people who live close to the earth with little formal education know that there is a constant sphere of awareness surrounding them and that consciousness expands to fit this sphere. often it is from horizon to horizon as far as the eye can see, the ear can hear the nose can smell. anything beyond this does not exist. advaita vedanta shows that in a world that has no opposites, no concepts, no labels, nothing exists apart from a field of energy and from that, there may be a continued ‘sensation’ of objects coming into this field of energy. this is what ‘awakened’ people often refer to the ‘freshness of the world being reborn again and again in the ever-present moment’. oh words are so hard sometimes.

if you want to put it another way, you could say, “nothing exists in the world except what is right here right now”. this is quite an interesting concept to get one’s head around. i like to think of this kind of stuff all the time. there is of course, a time when thinking merges automatically into sensing and experiencing – the classic awakening moment, but for all lesser mortals, thinking seems to be the way to go for the time being (language is such a funny thing). my children are not in the room, i know that they have taken the dog out for a walk but of course, that is just a thought that continues in my head in order that i may recognise them again when they come back into the house. at this moment they do not actually exist. they are not in my sphere of awareness, they are only kept alive by a thought, an electrical impulse, which quite frankly is a rather dodgy thing anyway.

oh well there you go, i hear footsteps on the path outside, the door is opening and i know without doubt that my children are coming back into the house with the dog. my thought process has created the continuum. i recognise them.

in a non-dual world there is no i, no recognising, no children, no dog, no path, no footsteps, no door, no thought continuum, just energy flowing; what bob sailor adamson calls ‘intellegence energy’. the world gets on with what it does without any prompting, without anyone directing it, without the person receiving impressions about it, it just does (or to be more precise, it just IS)

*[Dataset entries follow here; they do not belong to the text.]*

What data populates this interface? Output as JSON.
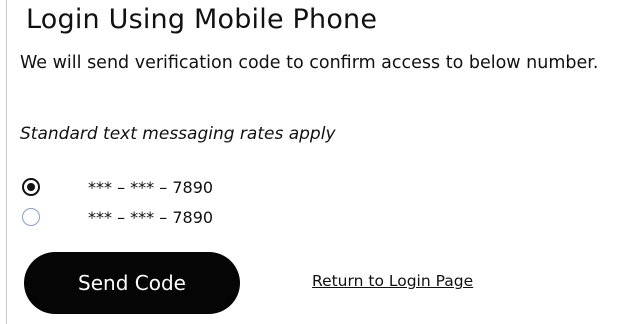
{
  "page": {
    "title": "Login Using Mobile Phone",
    "description": "We will send verification code to confirm access to below number.",
    "rates_note": "Standard text messaging rates apply"
  },
  "phone_options": [
    {
      "label": "*** – *** – 7890",
      "selected": true
    },
    {
      "label": "*** – *** – 7890",
      "selected": false
    }
  ],
  "actions": {
    "send_code_label": "Send Code",
    "return_link_label": "Return to Login Page"
  },
  "colors": {
    "button_bg": "#050505",
    "button_text": "#ffffff",
    "text": "#111111",
    "unchecked_radio_border": "#8aa0c4"
  }
}
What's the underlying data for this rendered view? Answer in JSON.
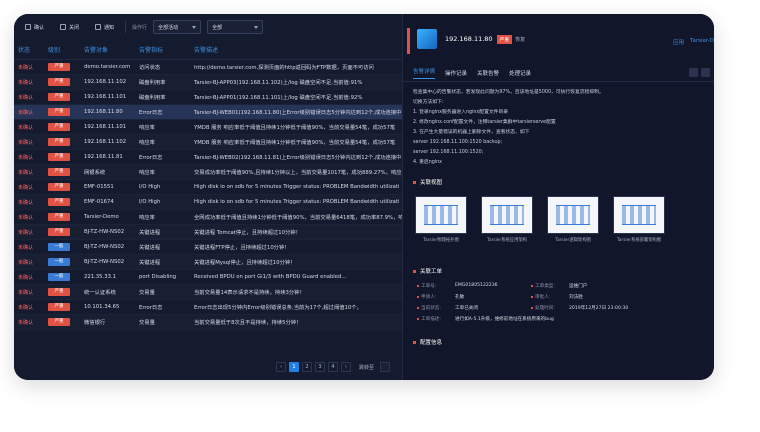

but if we feel more comfortable with having a few concepts thrown into the mix (otherwise there is not really a lot that can be said about any of it) we might call it a collection of neurons adjusting to apparent changes in the energy field and seeing/hearing/sensing takes place to induce recognition; footsteps, children, dog, door – it is pure sensory perception before the brain computes anything of individual merit, before the brain is able to put a label on those individual ‘happenings’. it is all just swimming in a sea of sensation, waves rippling all around.

along with this swimming, comes a huge sense of peace. there is no director, no directed, there are no concepts to label this scenario good, bad or indifferent. there is no sense of a finite world that is constantly changing, finally to end sometime in an unknown future. there is no future. there is no sense of a self that ever lived or that will some day die. there is also no past to base any expectations on. there is no sense that objects, people, animals are separate things – all is one and with this oneness comes peace.

then there can be no doubt that everything is just as it is, fresh, renewed, alive all in this one moment.